▶ [Requirement]: Lines in the following data that contain the string "Free" are to be counted. Report only their number.

▶ [Records to use]:

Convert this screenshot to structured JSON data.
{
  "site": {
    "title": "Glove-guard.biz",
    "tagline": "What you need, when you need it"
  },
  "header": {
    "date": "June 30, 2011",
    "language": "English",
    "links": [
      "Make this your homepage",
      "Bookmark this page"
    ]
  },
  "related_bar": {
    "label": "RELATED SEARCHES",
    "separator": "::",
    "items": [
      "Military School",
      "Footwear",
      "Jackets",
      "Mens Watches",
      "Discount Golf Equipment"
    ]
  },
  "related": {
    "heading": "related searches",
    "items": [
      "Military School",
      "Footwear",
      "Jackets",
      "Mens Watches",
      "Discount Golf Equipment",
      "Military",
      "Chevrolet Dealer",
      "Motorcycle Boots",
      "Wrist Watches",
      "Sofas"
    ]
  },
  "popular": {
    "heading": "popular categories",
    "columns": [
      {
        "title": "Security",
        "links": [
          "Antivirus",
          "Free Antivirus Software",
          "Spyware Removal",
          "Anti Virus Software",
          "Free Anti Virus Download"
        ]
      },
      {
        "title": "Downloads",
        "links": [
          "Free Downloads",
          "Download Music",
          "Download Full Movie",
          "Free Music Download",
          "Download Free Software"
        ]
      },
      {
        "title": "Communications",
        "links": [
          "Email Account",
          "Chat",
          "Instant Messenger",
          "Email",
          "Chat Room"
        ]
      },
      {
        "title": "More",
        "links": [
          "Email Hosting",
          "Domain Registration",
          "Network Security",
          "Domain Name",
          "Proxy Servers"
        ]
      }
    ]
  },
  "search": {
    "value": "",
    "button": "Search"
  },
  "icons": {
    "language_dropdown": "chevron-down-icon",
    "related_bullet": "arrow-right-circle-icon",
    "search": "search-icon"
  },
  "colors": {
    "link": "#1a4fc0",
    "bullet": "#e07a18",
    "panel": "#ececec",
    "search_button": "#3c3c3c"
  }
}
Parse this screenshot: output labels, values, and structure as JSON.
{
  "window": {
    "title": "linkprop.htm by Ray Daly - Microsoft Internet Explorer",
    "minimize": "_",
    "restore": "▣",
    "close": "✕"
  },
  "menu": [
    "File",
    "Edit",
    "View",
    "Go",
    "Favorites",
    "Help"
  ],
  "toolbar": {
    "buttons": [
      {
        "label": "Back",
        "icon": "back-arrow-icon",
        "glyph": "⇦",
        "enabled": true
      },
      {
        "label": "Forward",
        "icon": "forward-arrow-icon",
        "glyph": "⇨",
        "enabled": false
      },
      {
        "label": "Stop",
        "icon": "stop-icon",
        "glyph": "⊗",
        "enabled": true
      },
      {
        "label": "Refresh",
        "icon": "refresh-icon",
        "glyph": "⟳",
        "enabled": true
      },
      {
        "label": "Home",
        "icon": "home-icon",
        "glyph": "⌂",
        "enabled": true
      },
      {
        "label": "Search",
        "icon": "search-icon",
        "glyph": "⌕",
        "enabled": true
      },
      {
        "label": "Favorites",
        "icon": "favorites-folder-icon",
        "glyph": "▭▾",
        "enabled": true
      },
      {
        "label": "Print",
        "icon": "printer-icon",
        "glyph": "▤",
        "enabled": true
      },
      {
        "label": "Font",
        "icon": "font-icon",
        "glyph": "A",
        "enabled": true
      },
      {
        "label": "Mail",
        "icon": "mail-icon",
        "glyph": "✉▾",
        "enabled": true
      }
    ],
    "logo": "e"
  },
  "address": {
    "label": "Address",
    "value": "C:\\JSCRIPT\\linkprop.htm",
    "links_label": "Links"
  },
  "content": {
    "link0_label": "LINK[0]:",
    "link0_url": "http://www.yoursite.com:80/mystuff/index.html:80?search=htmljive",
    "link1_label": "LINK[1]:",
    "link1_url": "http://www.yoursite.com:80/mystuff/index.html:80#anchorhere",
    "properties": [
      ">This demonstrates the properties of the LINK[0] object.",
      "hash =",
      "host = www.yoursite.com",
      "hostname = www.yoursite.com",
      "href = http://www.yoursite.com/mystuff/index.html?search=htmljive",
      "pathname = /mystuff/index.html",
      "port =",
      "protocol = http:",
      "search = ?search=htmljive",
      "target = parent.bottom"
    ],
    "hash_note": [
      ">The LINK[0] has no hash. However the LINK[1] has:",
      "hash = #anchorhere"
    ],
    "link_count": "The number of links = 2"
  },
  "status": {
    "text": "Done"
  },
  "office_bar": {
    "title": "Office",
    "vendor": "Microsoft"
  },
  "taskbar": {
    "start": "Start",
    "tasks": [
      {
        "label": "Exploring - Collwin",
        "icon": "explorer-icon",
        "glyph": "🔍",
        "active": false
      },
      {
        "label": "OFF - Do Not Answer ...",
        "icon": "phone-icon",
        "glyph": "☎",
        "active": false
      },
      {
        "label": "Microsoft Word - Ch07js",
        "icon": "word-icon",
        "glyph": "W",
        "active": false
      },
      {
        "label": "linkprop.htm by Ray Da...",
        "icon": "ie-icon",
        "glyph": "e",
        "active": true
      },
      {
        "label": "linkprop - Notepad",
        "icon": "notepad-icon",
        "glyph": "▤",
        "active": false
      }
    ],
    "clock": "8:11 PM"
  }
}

▶ [Output of the task]: 5